- The South African property industry recognises the need to adopt smart and innovative technology to provide increased visibility and transparency while increasing efficiency and reducing costs within their facilities.
- Using Environmental Social Governance (ESG) data provides significant benefits to organisations.
Facilities Managers and Property Managers can employ advanced dashboarding and record-keeping systems to report environmental performance to multiple stakeholders says Songo Didiza – Managing Partner, Green Building Design Group.
The onset of ESG reporting requirements has created a need for a sustainability change management process within the property industry value chains (property management, facilities management and property valuations as a whole). In order to support the industry to make this shift, Energy Performance Certificates (EPCs) have been introduced to assist the industry introduce benchmarking tools to monitor energy performance of their often complex and large property portfolios. EPCs are now mandatory for private sector, non-residential buildings with a total net floor area of over 2000sqm, and government buildings of over 1000sqm. Knowledge of the overall energy performance of a building will enable landlords and tenants to put in place cost-saving energy-efficient technologies and targeted behavioural interventions aimed at reducing energy costs in the medium to long run.
EPCs will also empower the landlord with the required building energy performance information that can support the property valuations process. High energy performing buildings can improve the selling price and/ or justify a higher rental for commercial office space.
Overview of Energy Performance Certificates (EPCs)
The EPC will provide an energy rating for a building which is based on the performance potential of the building itself (i.e., the fabric) and its associated Building Services (such as HVAC, Lighting). The energy performance of the building is based on an Asset rating scale of A-G, A being the most energy efficient and G being the least energy efficient, similar to the energy labels provided on domestic appliances. A D-rating is the benchmark rating that is in line with the national building regulations (i.e., SANS 10400-XA).
An EPC must be issued by a South African National Accreditation System (SANAS) accredited Inspection Body with the support of technical assessors and energy auditing team.
The EPC must be displayed at the building’s main entrance; and must be submitted to the South African National Energy Development Institute (SANEDI). EPCs are used in many other countries. South Africa is the first African country to make EPCs mandatory.
The primary objective in obliging building owners to obtain EPCs is to make them aware of their energy consumption and encourage them to be more energy efficient if their EPC rating is poor i.e., Levels E to G.
Our Track Record in Energy Performance Certification implementation in South Africa

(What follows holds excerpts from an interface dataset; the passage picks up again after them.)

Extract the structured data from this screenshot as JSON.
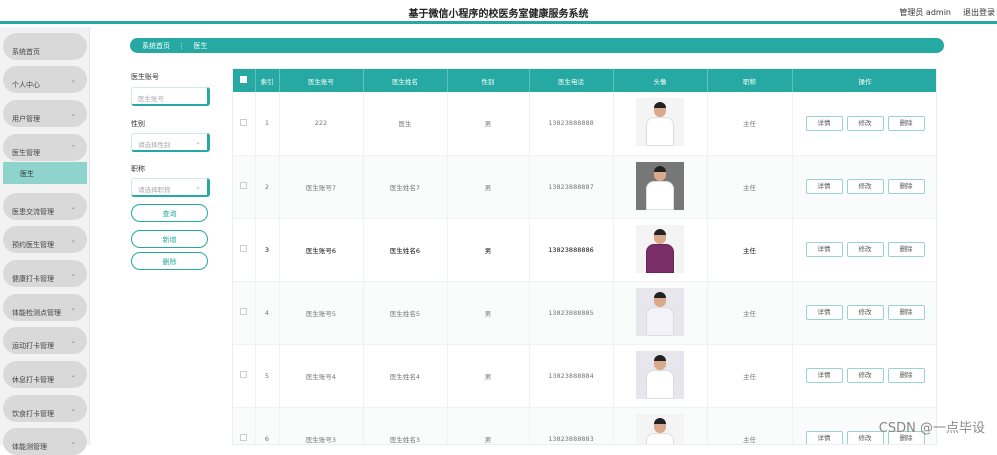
{
  "header": {
    "title": "基于微信小程序的校医务室健康服务系统",
    "user": "管理员 admin",
    "logout": "退出登录"
  },
  "sidebar": {
    "items": [
      "系统首页",
      "个人中心",
      "用户管理",
      "医生管理",
      "医患交流管理",
      "预约医生管理",
      "健康打卡管理",
      "体能检测点管理",
      "运动打卡管理",
      "休息打卡管理",
      "饮食打卡管理",
      "体能测管理"
    ],
    "submenu": "医生"
  },
  "breadcrumb": {
    "home": "系统首页",
    "sep": "⋮",
    "current": "医生"
  },
  "search": {
    "label_account": "医生账号",
    "placeholder_account": "医生账号",
    "label_gender": "性别",
    "placeholder_gender": "请选择性别",
    "label_title": "职称",
    "placeholder_title": "请选择职称",
    "query": "查询",
    "add": "新增",
    "delete": "删除"
  },
  "table": {
    "headers": [
      "索引",
      "医生账号",
      "医生姓名",
      "性别",
      "医生电话",
      "头像",
      "职称",
      "操作"
    ],
    "rows": [
      {
        "index": "1",
        "account": "222",
        "name": "医生",
        "gender": "男",
        "phone": "13823888888",
        "title": "主任"
      },
      {
        "index": "2",
        "account": "医生账号7",
        "name": "医生姓名7",
        "gender": "男",
        "phone": "13823888887",
        "title": "主任"
      },
      {
        "index": "3",
        "account": "医生账号6",
        "name": "医生姓名6",
        "gender": "男",
        "phone": "13823888886",
        "title": "主任"
      },
      {
        "index": "4",
        "account": "医生账号5",
        "name": "医生姓名5",
        "gender": "男",
        "phone": "13823888885",
        "title": "主任"
      },
      {
        "index": "5",
        "account": "医生账号4",
        "name": "医生姓名4",
        "gender": "男",
        "phone": "13823888884",
        "title": "主任"
      },
      {
        "index": "6",
        "account": "医生账号3",
        "name": "医生姓名3",
        "gender": "男",
        "phone": "13823888883",
        "title": "主任"
      }
    ],
    "actions": {
      "detail": "详情",
      "edit": "修改",
      "delete": "删除"
    }
  },
  "watermark": "CSDN @一点毕设"
}
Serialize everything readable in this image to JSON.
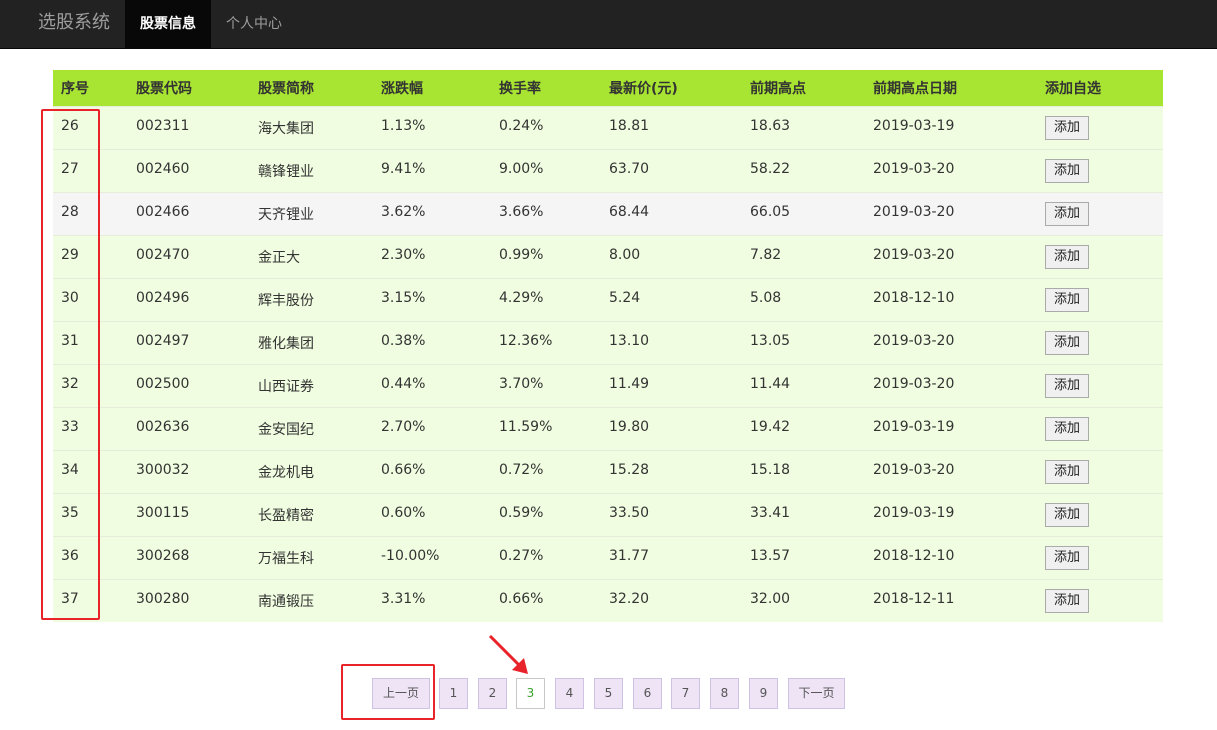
{
  "navbar": {
    "brand": "选股系统",
    "items": [
      {
        "label": "股票信息",
        "active": true
      },
      {
        "label": "个人中心",
        "active": false
      }
    ]
  },
  "table": {
    "headers": [
      "序号",
      "股票代码",
      "股票简称",
      "涨跌幅",
      "换手率",
      "最新价(元)",
      "前期高点",
      "前期高点日期",
      "添加自选"
    ],
    "rows": [
      [
        "26",
        "002311",
        "海大集团",
        "1.13%",
        "0.24%",
        "18.81",
        "18.63",
        "2019-03-19"
      ],
      [
        "27",
        "002460",
        "赣锋锂业",
        "9.41%",
        "9.00%",
        "63.70",
        "58.22",
        "2019-03-20"
      ],
      [
        "28",
        "002466",
        "天齐锂业",
        "3.62%",
        "3.66%",
        "68.44",
        "66.05",
        "2019-03-20"
      ],
      [
        "29",
        "002470",
        "金正大",
        "2.30%",
        "0.99%",
        "8.00",
        "7.82",
        "2019-03-20"
      ],
      [
        "30",
        "002496",
        "辉丰股份",
        "3.15%",
        "4.29%",
        "5.24",
        "5.08",
        "2018-12-10"
      ],
      [
        "31",
        "002497",
        "雅化集团",
        "0.38%",
        "12.36%",
        "13.10",
        "13.05",
        "2019-03-20"
      ],
      [
        "32",
        "002500",
        "山西证券",
        "0.44%",
        "3.70%",
        "11.49",
        "11.44",
        "2019-03-20"
      ],
      [
        "33",
        "002636",
        "金安国纪",
        "2.70%",
        "11.59%",
        "19.80",
        "19.42",
        "2019-03-19"
      ],
      [
        "34",
        "300032",
        "金龙机电",
        "0.66%",
        "0.72%",
        "15.28",
        "15.18",
        "2019-03-20"
      ],
      [
        "35",
        "300115",
        "长盈精密",
        "0.60%",
        "0.59%",
        "33.50",
        "33.41",
        "2019-03-19"
      ],
      [
        "36",
        "300268",
        "万福生科",
        "-10.00%",
        "0.27%",
        "31.77",
        "13.57",
        "2018-12-10"
      ],
      [
        "37",
        "300280",
        "南通锻压",
        "3.31%",
        "0.66%",
        "32.20",
        "32.00",
        "2018-12-11"
      ]
    ],
    "add_label": "添加"
  },
  "pagination": {
    "prev": "上一页",
    "pages": [
      "1",
      "2",
      "3",
      "4",
      "5",
      "6",
      "7",
      "8",
      "9"
    ],
    "current": "3",
    "next": "下一页"
  },
  "colors": {
    "header_bg": "#a8e432",
    "row_bg": "#f0fde0",
    "annotation": "#e8232a"
  }
}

To date the Green Building Design Group has already implemented Energy Performance Certificates (EPCs) for Commercial Property Owners in South Africa. Government owned buildings which are estimated at 100 000 will also need to comply with the EPC reporting deadline of 7th December 2022.
The GreenBDG EPC team comprises a SANAS-Accredited Inspection Body (EPC0019), Technical Assessors and trained EPC Practioner which were trained through our foundation, GreenBDG NPC. We employ Certified Measurement and Verification Professionals (CMVP®), Certified Energy Managers (CEM®), engineers, and consultants who apply their extensive experience to provide value to clients.
Author: Songo Didiza
If you need a Energy Performance Certificate for your building contact:
Songo Didiza at the Green Building Design Group – mobile 0791377931 or email: firstname.lastname@example.org